Duty Bound to Disaster: Beware the Imperative in Foreign Policymaking

commentary

Mar 22, 2022

Rescuers work next to a building damaged by Russian air strikes in central Kharkiv, Ukraine, March 14, 2022, photo by Vitalii Hnidyi/Reuters

Rescuers work next to a building damaged by Russian air strikes in central Kharkiv, Ukraine, March 14, 2022

Photo by Vitalii Hnidyi/Reuters

This commentary originally appeared on War on the Rocks on March 22, 2022.

The United States is edging closer to what may be the most fateful choice of its modern history: whether to take bolder and more aggressive action to defend a beleaguered people against the world's other major nuclear power. As the brutal Russian invasion of Ukraine grinds on and the humanitarian toll rises, many observers have demanded just such action in increasingly urgent terms. Some of these appeals focus on proposed no-fly zones, some on the idea of shipping MiG-29s to Ukraine. Others represent more general demands for military threats against Russia, or efforts to create humanitarian corridors.
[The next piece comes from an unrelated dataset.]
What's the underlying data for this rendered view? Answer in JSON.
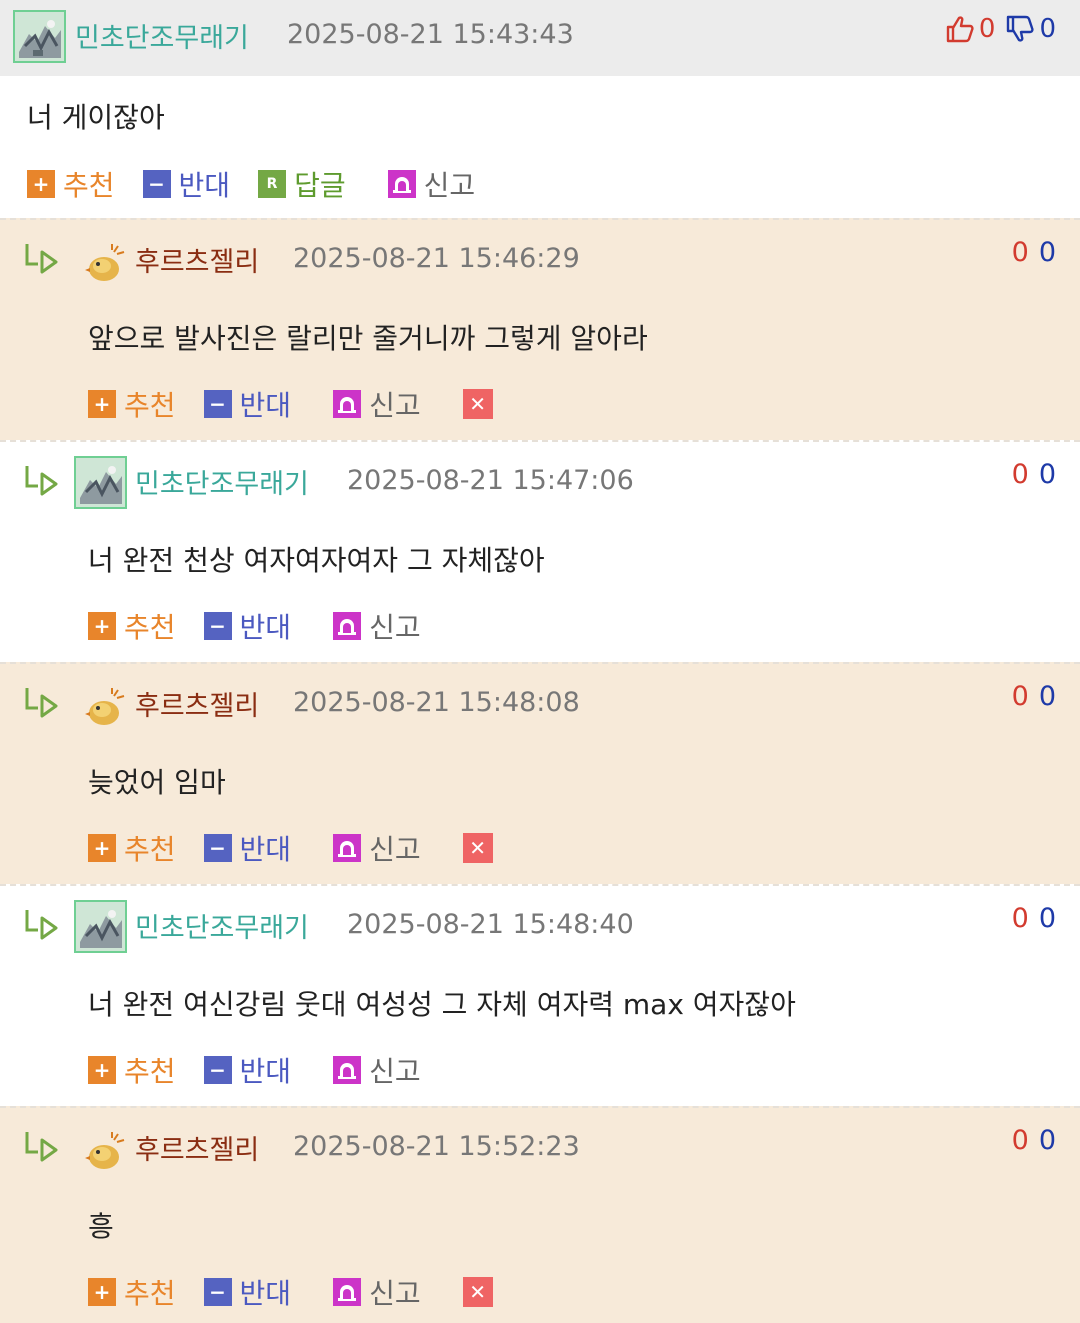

Many of these proposals have been posed in confrontational, even dismissive language, depicting doubters as appeasers and fools. One of the most respected American defense intellectuals, Eliot Cohen, recently mocked the “hand-wringing over escalation” and insisted that Russian President Vladimir Putin will back down if adequately menaced. “We are dealing with an enemy that is vicious but weak,” Cohen claimed, “menacing but deeply fearful, and that is likely to crack long before our side does—if only we have the stomach for doing what needs to be done.” Retired U.S. Air Force Lt. Gen. David Deptula portrayed a United States “frozen in its tracks, fearing Putin's unpredictable wrath.” The journalist David Rothkopf tweeted that anyone proposing an “off-ramp for Putin” should be “ashamed” of themselves…

The remainder of this commentary is available at warontherocks.com.


Michael J. Mazarr is a senior political scientist at the nonprofit, nonpartisan RAND Corporation.